*** Opening of PROVIDED INFORMATION ***

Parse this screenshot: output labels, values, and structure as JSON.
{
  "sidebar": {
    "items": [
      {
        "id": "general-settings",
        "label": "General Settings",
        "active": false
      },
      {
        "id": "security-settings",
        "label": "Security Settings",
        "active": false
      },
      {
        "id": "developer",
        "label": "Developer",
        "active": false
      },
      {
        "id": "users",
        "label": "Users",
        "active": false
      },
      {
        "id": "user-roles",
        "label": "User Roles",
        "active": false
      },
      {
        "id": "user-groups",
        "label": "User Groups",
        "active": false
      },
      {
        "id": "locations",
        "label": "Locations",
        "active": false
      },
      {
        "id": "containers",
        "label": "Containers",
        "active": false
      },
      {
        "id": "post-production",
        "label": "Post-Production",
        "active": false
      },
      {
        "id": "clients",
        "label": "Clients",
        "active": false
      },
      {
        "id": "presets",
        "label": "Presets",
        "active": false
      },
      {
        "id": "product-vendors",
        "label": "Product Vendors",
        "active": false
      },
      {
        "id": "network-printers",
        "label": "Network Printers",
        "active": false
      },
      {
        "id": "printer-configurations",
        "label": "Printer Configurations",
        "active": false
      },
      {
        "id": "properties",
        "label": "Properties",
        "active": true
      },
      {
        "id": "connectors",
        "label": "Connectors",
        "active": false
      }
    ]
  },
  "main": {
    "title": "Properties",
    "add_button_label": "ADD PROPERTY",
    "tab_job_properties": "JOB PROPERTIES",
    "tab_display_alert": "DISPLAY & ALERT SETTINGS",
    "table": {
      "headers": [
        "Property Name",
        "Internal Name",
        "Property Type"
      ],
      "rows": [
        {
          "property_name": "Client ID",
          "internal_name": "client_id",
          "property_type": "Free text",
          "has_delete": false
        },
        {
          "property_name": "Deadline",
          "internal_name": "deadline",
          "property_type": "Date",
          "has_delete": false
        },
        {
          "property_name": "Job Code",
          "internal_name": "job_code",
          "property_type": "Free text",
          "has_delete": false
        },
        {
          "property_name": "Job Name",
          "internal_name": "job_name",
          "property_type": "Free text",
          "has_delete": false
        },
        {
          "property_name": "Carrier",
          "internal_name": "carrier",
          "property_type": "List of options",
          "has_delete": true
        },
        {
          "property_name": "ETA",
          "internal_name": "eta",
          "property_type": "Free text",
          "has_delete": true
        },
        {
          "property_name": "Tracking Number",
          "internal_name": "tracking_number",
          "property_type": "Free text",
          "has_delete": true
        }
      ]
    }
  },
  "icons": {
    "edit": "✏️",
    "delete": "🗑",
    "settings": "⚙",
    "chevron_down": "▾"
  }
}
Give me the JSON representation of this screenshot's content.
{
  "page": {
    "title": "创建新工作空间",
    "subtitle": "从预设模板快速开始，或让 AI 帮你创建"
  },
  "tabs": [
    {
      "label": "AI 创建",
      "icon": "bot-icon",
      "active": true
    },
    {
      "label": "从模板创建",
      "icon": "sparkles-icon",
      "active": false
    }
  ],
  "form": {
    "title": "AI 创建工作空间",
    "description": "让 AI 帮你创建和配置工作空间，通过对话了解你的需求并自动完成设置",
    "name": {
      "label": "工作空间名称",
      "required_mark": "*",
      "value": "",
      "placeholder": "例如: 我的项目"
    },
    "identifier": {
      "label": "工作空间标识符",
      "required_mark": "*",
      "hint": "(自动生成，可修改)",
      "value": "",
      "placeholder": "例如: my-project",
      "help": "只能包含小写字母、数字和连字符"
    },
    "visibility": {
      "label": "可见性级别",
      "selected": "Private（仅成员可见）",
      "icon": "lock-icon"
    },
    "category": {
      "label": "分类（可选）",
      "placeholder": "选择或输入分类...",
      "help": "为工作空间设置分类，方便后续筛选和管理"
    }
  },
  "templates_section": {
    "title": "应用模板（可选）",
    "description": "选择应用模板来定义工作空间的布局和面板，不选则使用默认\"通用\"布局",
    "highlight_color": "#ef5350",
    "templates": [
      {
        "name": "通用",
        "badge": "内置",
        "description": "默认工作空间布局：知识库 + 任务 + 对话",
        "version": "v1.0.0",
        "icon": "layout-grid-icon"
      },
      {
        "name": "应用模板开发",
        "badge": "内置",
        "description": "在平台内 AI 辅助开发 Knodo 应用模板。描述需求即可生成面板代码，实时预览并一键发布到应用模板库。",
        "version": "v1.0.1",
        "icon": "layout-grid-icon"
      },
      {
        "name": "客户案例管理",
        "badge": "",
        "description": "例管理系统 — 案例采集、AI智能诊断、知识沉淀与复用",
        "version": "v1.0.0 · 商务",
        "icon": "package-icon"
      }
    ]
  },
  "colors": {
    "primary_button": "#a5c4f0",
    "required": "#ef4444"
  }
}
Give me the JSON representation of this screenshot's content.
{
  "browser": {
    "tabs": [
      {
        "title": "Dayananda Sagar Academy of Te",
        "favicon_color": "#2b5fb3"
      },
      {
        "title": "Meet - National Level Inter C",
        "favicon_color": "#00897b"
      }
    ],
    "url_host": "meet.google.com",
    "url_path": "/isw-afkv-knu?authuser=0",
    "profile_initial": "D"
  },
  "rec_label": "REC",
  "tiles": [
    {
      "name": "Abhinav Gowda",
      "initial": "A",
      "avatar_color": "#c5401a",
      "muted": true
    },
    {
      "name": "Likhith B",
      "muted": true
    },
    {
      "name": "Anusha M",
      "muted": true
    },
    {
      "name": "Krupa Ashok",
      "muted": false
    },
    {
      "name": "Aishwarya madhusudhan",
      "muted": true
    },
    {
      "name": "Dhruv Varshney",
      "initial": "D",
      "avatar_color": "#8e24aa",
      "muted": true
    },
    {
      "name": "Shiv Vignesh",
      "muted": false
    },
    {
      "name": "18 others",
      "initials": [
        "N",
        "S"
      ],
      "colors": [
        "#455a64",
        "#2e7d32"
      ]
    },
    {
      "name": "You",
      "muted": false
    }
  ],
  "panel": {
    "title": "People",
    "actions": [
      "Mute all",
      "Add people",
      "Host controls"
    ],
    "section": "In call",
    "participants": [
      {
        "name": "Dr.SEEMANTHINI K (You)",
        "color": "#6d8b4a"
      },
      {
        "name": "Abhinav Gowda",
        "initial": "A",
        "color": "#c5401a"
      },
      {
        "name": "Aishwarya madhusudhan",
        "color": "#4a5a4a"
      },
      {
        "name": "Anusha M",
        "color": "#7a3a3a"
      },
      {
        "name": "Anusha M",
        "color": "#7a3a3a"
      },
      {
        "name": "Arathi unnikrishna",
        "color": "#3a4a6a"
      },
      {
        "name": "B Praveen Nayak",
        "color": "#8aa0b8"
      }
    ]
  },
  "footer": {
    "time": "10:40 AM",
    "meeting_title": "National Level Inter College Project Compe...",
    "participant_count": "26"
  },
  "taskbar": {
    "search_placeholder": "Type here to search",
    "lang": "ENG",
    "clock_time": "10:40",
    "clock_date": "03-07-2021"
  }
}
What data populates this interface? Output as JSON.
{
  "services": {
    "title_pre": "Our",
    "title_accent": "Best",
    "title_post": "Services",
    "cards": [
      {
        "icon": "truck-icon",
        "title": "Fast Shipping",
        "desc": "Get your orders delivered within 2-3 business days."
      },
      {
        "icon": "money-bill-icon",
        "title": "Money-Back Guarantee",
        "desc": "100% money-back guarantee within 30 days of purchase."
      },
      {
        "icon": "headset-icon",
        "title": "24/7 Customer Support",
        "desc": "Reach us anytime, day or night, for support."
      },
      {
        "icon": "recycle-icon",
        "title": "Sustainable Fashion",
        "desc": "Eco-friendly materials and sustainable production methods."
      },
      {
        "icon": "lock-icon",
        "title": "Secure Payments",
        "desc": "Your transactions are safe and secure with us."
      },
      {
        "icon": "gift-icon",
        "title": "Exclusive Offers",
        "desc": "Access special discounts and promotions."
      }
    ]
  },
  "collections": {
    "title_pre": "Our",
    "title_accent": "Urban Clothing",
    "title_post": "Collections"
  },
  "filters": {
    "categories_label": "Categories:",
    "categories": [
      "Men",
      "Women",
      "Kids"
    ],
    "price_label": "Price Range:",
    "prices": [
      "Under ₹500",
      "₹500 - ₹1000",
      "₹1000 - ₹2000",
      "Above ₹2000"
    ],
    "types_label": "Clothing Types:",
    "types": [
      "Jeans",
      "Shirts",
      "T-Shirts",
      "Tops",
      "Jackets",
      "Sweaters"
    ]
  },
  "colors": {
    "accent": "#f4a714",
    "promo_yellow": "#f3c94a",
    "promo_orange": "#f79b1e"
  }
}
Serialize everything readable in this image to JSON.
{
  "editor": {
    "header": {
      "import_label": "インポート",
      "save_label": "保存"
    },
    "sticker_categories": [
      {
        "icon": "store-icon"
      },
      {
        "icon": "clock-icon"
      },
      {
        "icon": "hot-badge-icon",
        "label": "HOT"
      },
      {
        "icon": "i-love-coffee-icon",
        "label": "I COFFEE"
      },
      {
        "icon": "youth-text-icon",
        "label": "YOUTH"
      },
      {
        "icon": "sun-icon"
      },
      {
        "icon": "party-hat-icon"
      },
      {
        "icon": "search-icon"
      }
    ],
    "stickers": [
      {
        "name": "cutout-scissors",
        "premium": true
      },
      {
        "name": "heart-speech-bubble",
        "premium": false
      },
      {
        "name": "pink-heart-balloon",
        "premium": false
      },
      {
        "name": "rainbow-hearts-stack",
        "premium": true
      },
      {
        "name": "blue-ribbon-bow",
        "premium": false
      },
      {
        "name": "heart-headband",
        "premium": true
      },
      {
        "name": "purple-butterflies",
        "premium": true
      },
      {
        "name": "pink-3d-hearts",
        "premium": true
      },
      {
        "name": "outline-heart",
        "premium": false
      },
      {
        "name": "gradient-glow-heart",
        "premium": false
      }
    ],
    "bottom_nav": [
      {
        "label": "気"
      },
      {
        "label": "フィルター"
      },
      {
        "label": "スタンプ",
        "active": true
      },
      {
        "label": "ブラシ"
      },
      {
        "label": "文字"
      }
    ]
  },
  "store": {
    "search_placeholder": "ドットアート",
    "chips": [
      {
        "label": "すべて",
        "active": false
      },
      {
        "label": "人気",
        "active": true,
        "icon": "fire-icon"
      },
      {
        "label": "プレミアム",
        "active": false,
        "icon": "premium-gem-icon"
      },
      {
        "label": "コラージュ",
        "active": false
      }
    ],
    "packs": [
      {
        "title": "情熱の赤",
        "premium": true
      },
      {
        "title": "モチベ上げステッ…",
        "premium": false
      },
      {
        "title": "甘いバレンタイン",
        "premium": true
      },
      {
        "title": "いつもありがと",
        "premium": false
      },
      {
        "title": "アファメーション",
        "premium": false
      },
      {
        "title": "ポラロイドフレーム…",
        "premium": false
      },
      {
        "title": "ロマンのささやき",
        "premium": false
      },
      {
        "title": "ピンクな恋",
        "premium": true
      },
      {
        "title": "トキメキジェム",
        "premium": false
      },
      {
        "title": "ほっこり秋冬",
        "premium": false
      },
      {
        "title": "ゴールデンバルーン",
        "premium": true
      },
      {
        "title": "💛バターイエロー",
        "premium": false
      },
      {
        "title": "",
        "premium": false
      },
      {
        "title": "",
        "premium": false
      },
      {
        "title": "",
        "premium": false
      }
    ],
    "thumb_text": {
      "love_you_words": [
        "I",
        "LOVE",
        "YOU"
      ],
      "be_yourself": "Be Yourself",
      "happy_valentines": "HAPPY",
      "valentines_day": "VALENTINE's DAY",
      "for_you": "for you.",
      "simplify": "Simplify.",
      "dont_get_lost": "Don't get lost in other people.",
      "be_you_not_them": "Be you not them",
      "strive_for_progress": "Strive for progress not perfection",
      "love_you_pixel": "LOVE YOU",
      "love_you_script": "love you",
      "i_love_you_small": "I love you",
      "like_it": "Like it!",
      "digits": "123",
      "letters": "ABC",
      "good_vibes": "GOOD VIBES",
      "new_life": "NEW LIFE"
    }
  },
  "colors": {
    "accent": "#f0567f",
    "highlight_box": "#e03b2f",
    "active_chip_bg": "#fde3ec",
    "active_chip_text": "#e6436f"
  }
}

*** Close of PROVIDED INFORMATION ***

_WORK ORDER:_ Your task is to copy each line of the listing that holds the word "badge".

_EXERCISE SOLUTION:_
        "badge": "内置",
        "badge": "内置",
        "badge": "",
        "icon": "hot-badge-icon",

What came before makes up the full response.